**WORK REQUIRED:**
Records follow. Select each line holding "text".

**DATA EXTRACT:**
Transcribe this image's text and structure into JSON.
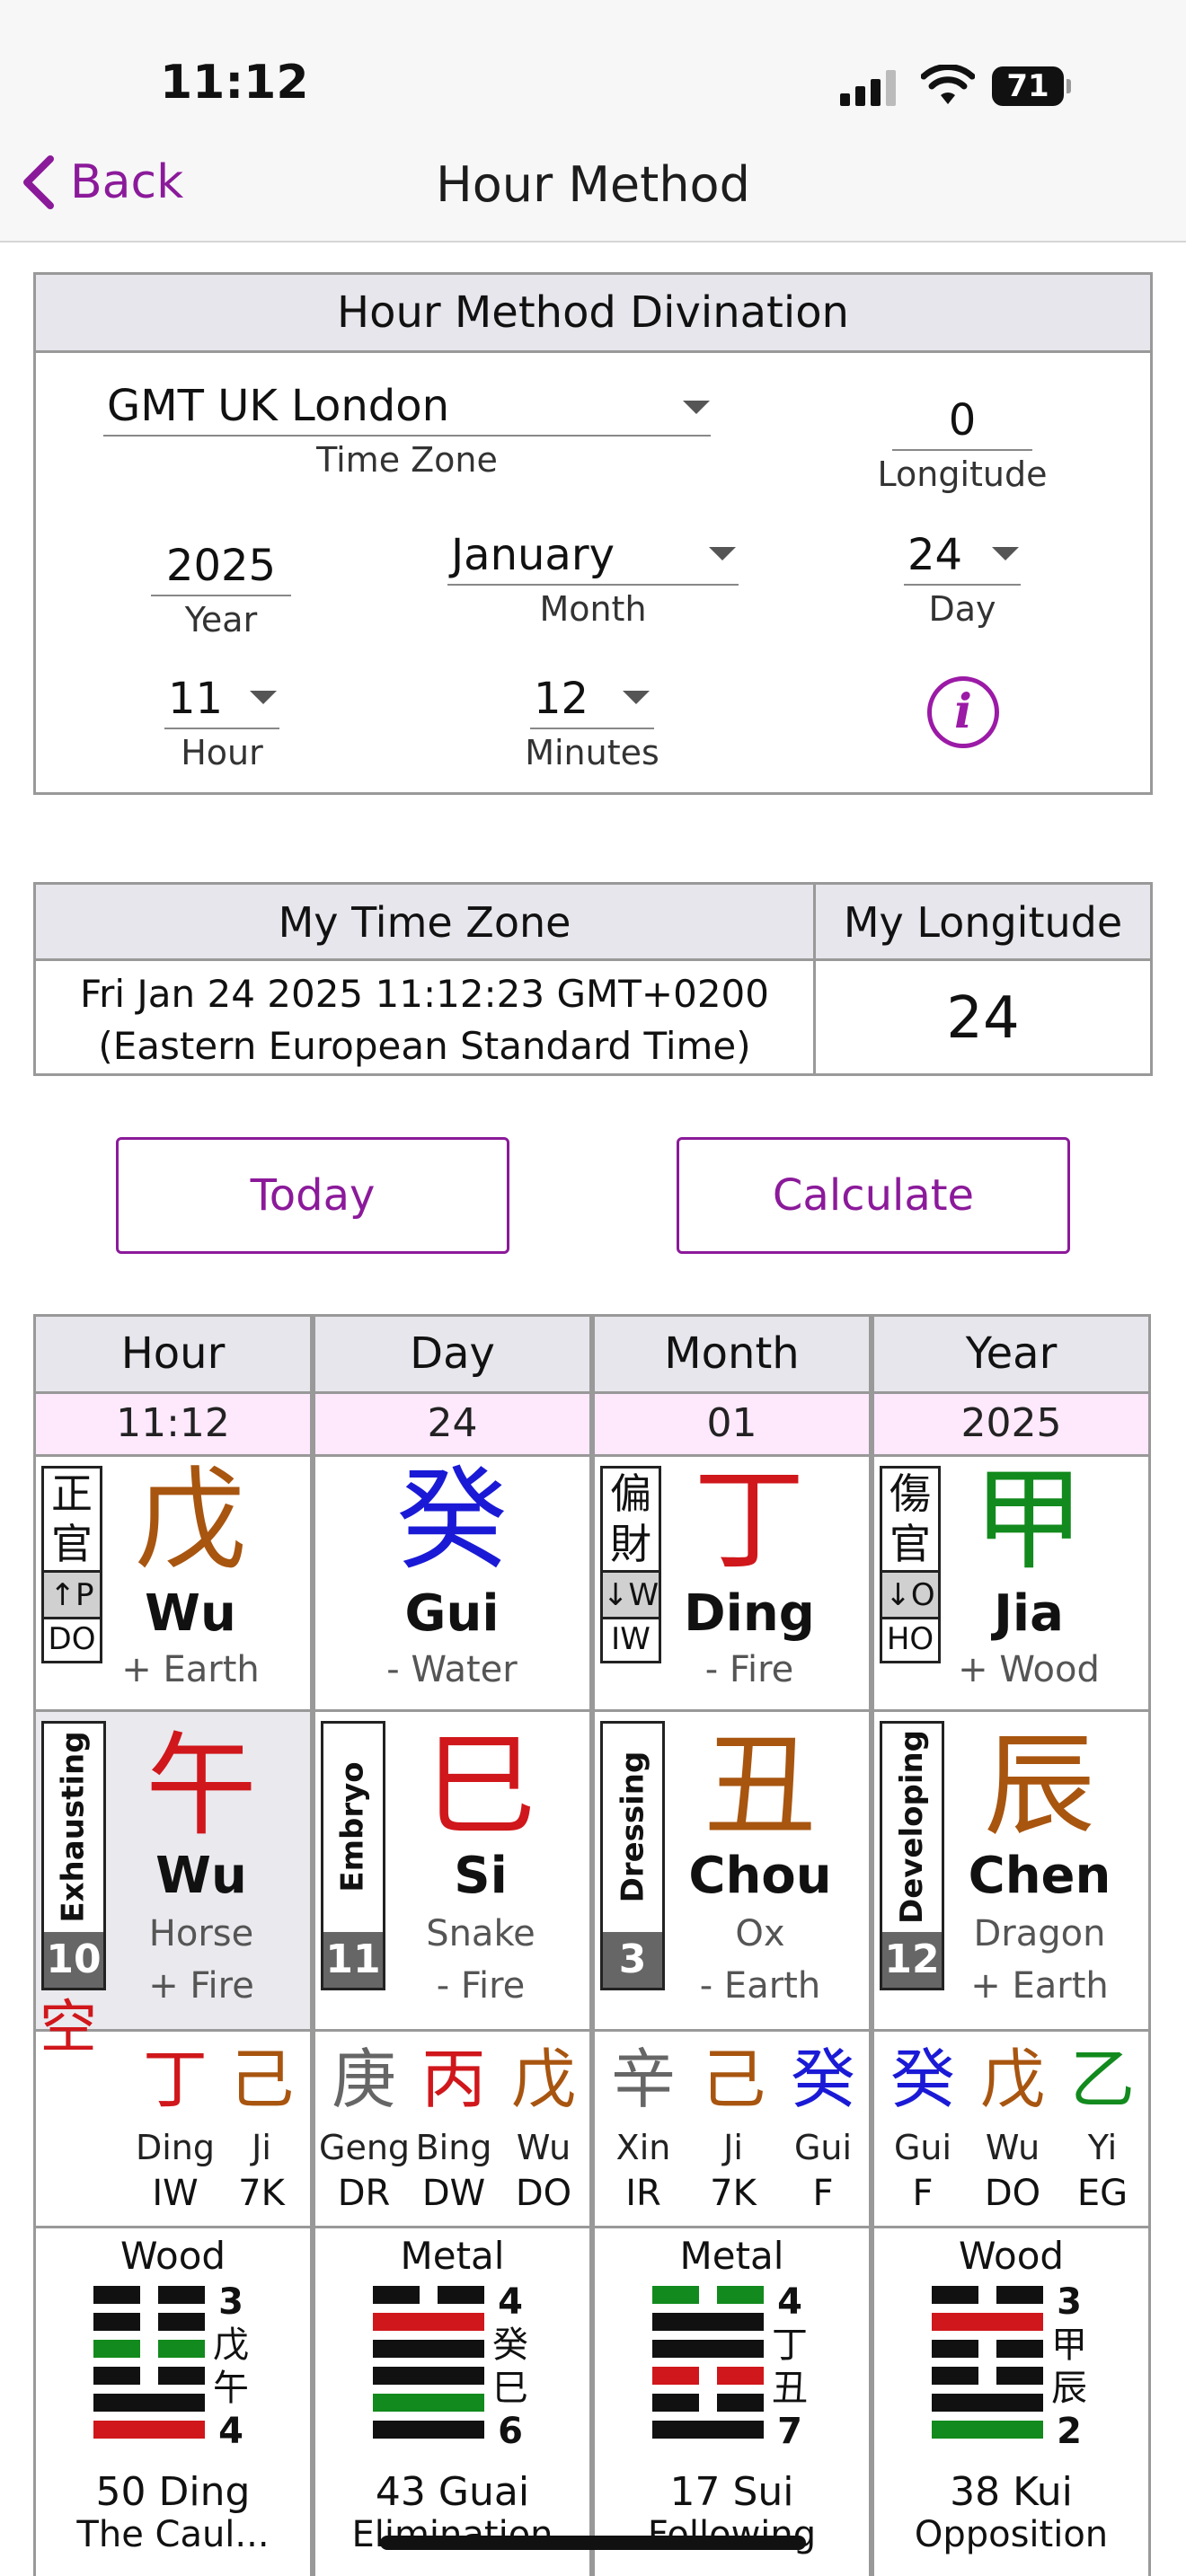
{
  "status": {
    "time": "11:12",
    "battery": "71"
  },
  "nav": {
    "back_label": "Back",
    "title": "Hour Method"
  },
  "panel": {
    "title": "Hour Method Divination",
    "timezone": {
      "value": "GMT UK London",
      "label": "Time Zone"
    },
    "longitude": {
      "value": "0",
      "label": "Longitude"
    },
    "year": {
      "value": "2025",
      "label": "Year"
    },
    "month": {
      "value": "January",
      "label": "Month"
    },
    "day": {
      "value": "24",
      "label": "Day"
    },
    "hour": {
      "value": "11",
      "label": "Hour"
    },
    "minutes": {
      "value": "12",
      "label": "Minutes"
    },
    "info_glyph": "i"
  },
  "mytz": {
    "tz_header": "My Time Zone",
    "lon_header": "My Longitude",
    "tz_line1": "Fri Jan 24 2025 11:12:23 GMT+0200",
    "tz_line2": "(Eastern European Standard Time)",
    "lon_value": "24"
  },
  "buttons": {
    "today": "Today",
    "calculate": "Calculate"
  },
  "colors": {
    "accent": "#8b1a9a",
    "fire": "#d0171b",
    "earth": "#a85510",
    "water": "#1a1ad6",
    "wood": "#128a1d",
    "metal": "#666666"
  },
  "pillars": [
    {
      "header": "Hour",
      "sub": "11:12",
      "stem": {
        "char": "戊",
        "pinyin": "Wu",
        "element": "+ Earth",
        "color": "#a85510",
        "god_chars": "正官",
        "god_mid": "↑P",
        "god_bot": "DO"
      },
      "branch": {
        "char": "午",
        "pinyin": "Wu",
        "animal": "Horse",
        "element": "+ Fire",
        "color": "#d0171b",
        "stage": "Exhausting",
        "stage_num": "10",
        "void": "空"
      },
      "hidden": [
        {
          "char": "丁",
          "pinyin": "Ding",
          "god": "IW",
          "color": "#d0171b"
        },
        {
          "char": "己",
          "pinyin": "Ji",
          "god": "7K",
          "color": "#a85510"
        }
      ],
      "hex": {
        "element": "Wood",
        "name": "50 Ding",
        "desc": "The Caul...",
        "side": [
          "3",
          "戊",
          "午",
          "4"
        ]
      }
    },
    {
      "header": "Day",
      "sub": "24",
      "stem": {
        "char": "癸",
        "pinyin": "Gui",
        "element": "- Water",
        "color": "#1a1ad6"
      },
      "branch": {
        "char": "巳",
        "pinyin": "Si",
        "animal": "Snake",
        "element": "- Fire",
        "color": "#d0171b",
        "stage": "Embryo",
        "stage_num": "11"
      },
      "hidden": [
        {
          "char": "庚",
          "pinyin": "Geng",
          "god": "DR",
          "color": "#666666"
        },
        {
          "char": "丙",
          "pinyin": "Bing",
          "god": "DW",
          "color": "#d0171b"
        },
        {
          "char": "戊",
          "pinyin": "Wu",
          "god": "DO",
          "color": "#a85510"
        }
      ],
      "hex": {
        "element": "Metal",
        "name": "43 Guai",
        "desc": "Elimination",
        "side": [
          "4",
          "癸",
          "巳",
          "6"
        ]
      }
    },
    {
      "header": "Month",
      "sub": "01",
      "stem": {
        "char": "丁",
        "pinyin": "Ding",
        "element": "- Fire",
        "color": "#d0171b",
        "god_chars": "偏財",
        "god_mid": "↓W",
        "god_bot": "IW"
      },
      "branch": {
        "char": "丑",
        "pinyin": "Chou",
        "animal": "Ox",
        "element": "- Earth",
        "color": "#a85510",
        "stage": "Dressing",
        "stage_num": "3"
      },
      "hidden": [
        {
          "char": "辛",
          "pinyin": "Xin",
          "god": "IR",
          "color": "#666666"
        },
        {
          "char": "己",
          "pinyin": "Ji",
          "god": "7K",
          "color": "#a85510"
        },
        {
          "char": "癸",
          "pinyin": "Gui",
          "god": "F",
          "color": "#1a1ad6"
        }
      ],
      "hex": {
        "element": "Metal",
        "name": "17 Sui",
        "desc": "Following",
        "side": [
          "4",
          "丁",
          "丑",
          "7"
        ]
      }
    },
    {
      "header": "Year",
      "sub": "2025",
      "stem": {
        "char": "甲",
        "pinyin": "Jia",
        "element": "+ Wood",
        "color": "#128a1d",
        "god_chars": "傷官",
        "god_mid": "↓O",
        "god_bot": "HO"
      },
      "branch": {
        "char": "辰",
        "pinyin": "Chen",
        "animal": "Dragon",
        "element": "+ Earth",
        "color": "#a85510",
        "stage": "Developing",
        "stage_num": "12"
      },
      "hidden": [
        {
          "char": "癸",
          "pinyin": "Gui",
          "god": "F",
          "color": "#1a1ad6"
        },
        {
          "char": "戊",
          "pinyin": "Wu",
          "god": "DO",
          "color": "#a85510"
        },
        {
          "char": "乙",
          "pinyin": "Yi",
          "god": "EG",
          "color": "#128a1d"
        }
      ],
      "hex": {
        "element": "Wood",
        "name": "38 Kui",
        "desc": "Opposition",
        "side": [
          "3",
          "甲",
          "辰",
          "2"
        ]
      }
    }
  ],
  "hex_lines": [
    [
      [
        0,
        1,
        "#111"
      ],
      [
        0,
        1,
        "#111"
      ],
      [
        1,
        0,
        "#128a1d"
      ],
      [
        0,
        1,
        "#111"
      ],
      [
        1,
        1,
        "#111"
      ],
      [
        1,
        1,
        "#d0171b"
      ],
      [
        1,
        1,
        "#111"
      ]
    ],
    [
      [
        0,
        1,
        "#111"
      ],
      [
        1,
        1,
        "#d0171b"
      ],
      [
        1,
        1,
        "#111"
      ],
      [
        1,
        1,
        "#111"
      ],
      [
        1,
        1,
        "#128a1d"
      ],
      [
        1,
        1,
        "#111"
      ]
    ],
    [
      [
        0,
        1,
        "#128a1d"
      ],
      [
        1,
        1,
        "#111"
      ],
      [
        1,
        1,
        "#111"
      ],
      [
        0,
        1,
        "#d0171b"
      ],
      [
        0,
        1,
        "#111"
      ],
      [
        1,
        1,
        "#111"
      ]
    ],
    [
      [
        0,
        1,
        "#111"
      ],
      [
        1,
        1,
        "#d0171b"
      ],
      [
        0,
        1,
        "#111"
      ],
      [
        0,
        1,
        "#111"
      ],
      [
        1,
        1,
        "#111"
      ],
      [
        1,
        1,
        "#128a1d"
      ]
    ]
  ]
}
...
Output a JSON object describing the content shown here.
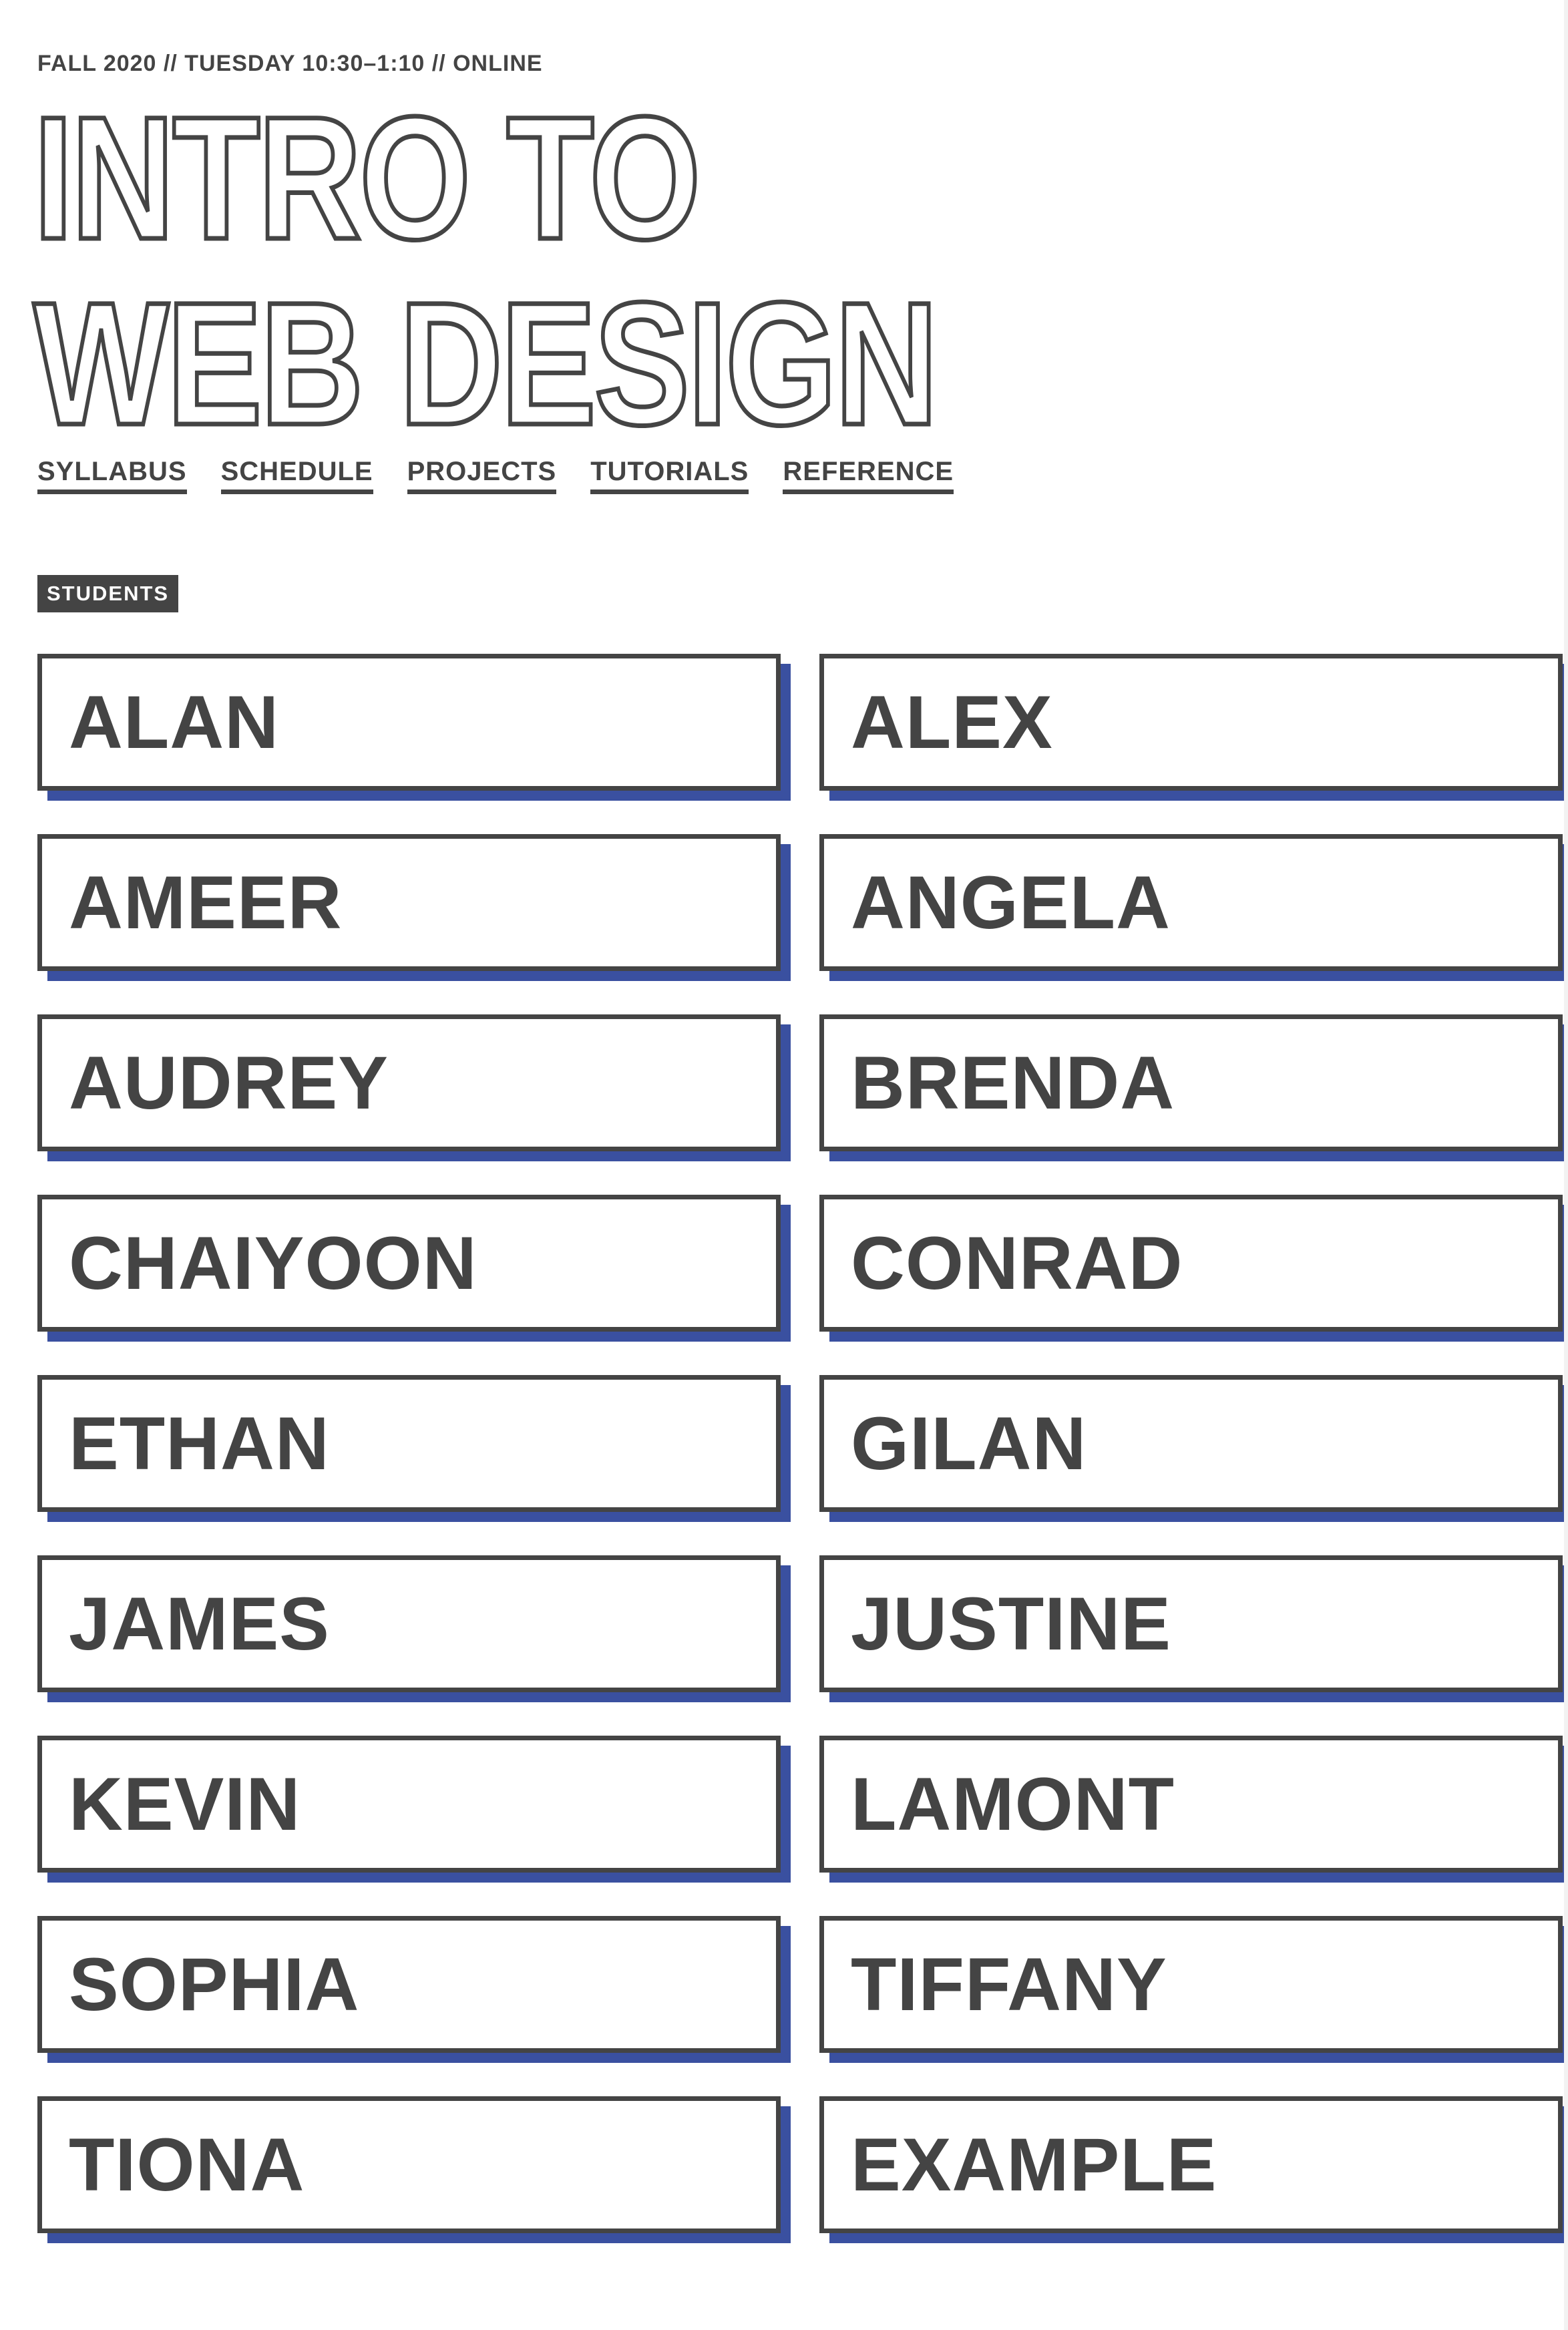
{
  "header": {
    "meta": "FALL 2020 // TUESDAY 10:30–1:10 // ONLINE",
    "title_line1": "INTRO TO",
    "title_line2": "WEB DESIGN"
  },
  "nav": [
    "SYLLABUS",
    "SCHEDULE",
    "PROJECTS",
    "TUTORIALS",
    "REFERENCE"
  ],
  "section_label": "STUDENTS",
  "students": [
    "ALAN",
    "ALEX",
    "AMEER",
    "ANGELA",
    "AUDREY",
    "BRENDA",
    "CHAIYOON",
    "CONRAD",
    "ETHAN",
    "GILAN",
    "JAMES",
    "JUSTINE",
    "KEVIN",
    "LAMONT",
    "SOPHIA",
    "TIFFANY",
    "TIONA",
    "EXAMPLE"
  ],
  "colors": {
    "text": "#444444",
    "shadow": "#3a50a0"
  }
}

**WRITTEN RESPONSE:**
Transcribe this image's text and structure into JSON.
    "text": "#444444",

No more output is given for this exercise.